Environmental activists have been successful in pushing major corporations from leaving lobbying groups like the Chamber of Commerce and the American Legislative Exchange Council over their climate change positions. Now the Sierra Club is hoping to do the same for the National Association of Manufacturers.
In an open letter, Sierra Club executive director Michael Brune urges the CEOs and Boards of Directors of four major corporations, including Microsoft and Verizon, to quit the industry group over NAM’s opposition to an Obama administration proposal to limit smog pollution.
The letter obtained by National Journal, which also went to executives at Deloitte and PricewaterhouseCoopers, charges that NAM has been taking a leading in role in lobbying against the rule and “directly standing in the way of safeguards that would protect the health of millions of Americans.” The rule in question would lower the legal limit of ground-level ozone pollution, which has been tied to chronic respiratory diseases like asthma, development problems and premature death.
Executives from all four companies sit on the Board of Directors for NAM.
The industry group has been lobbying fiercely against the rule, which would require state governments to craft plans limiting ozone-causing pollutants. NAM has said that the rule will be the most costly regulation in history and has been running several ad campaigns highlighting the potential economic pain of compliance.
“We can hardly imagine that these are actions you support, as they are certainly at odds with the standards of contemporary corporate social responsibility,” Brune writes in his letter. “Still, your leadership role and relationship with the National Association of Manufacturers gives these positions more weight than they deserve.”
In a statement, Brune said the companies should “terminate their relationships with this controversial, pro-polluter organization without delay.”
The letter comes after a similar push by liberal groups that led to several major companies , Microsoft among them, to bolt ALEC, the conservative group tied to state-level legislation against climate change action. In 2009 and 2010, the US Chamber of Commerce also saw several major members like Apple and Exelon leave over its climate change position (Microsoft in 2010 issued a statement distancing itself from the Chamber’s position, but remained a member).
The EPA last year proposed lowering the ozone standard from 75 parts per billion to between 65 and 70 ppb after agency scientists said the current mark was not sufficient to protect public health. The rule is set to be finalized this fall.
It’s emerged as one of the most controversial regulations to come out of the White House, since industry groups say it will require a crackdown on manufacturing and transportation and could leave many states at risk of costly fines for non-compliance.
Just this week, NAM launched an ad campaign charging that pollution from China will offset air quality gains made in the U.S. The group will also highlight a Center for Regulatory Solutions report about the impact of the ozone rule in Virginia, the latest in a lobbying march through purple states designed to drum up opposition to the rule.
Public health groups and environmentalists, meanwhile, are pushing the EPA to set a standard on the lower end of the proposed range. According to the EPA, tightening the standard would reduce nearly a million asthma attacks, thousands of cases of acute bronchitis and up to 180,000 missed work days by limiting pollution-related symptoms.
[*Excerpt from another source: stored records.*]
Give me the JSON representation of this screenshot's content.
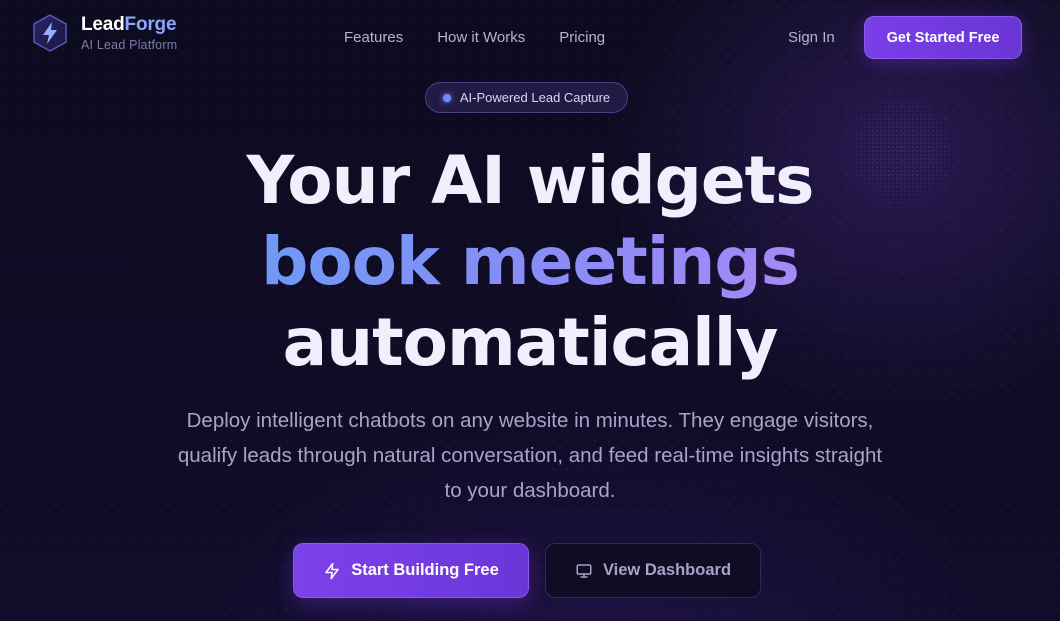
{
  "brand": {
    "name_part1": "Lead",
    "name_part2": "Forge",
    "tagline": "AI Lead Platform",
    "logo_icon": "lightning-bolt-icon"
  },
  "nav": {
    "links": [
      "Features",
      "How it Works",
      "Pricing"
    ],
    "sign_in": "Sign In",
    "cta": "Get Started Free"
  },
  "hero": {
    "badge": "AI-Powered Lead Capture",
    "headline_line1": "Your AI widgets",
    "headline_line2": "book meetings",
    "headline_line3": "automatically",
    "subtitle": "Deploy intelligent chatbots on any website in minutes. They engage visitors, qualify leads through natural conversation, and feed real-time insights straight to your dashboard.",
    "primary_button": "Start Building Free",
    "primary_icon": "zap-icon",
    "secondary_button": "View Dashboard",
    "secondary_icon": "monitor-icon"
  },
  "colors": {
    "background": "#0c0a1d",
    "accent_purple": "#7a3fe8",
    "accent_blue": "#6f99f7",
    "brand_blue": "#8aa6ff",
    "muted_text": "#a8a4c8"
  }
}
It’s a sensitive fight for environmentalists, who were disappointed to see the White House overrule the EPA and withdraw a proposal lowering the standard to 70 ppb in 2011.